The communication interfaces and transmission routes between the individual data networks can be documented quite easily if these interfaces are implemented via security gateways, in other words firewalls. In these IT systems, there is always a list of allowed data streams. These lists almost always indicate the data source and destination as single network addresses or a whole network segment as well as the allowed network protocol. The direction of the communication flow is also configured in these lists. You’ll “only” need to integrate this list into your documentation and keep it up-to-date. To what extent this process can be automated depends on the firewall product you are using.

For IT security reasons, it would certainly be considered critical if the firewall configuration could be read so easily via the network. That’s why an online query probably won’t work. Maybe a backup of the configuration will help here. When the configuration of a firewall is changed, the settings should always be backed up. Obviously this should also be done before the change so that the previous state can be restored if problems occur. Your firewall administrator will certainly look after this for you though. These configuration files are often simple text files, so maybe something can be retrieved and be used for IT documentation.

Whether there is a different way depends on your processes. If changes are managed in a ticketing system (i.e. change management has been implemented), the person responsible for IT documentation could receive information on the change and make it in the manual.

Other requirements of this BSI measure have to be entered manually, such as protocols used for each network segment. If you already have IT guidelines in place, the regulations should be found in there. Brief change of subject: how do you control compliance with these guidelines? It’s easy to find a solution from a technical point of view. A simple network sniffer such as Wireshark will help. But be sure to restrict your use of such a tool to this purpose and don’t forget to communicate why you are using it. Don’t scan your whole network traffic and then give IT documentation as justification for the action.

Alternatively you can use the mirror port of your switch to analyse which protocols are being used in the network. But please don’t just do it, but always communicate such actions and specify their purpose. It might even be a good idea to get written approval from your management.

IT documentation can be easy!

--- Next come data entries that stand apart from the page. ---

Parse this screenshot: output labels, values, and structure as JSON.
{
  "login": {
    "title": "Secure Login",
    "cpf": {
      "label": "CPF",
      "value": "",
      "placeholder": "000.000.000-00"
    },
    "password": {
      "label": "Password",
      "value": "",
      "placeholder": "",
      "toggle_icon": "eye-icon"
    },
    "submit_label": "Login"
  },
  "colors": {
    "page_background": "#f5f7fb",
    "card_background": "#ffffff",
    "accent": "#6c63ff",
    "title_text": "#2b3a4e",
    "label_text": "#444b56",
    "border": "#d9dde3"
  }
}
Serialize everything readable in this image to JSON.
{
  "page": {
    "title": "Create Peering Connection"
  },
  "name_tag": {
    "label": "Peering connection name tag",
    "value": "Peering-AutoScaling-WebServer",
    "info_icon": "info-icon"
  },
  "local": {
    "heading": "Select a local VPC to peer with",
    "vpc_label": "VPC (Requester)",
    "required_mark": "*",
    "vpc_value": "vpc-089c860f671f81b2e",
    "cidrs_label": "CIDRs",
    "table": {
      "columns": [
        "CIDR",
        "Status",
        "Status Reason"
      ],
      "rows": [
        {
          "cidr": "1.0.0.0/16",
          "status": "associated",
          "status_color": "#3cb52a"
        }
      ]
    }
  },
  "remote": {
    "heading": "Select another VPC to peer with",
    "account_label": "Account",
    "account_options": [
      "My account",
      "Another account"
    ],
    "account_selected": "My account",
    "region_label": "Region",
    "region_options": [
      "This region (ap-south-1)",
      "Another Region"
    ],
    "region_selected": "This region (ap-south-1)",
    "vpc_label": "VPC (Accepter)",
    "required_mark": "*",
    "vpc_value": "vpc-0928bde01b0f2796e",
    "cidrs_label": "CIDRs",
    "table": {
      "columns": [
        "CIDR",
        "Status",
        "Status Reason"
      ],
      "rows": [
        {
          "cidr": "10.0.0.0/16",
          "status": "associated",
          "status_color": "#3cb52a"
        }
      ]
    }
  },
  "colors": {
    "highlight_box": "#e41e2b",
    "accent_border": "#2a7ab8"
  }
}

As you can see there’s a solution for (almost) everything. Certainly no longer as standard software, that’s why clever adjustment of an out-of-the-box solution can often add considerable value. And suddenly, requirements from the BSI IT-Grundschutz Catalogue seem less daunting too. If possible, make sure to use one documentation product only, otherwise it’s easy to lose the plot.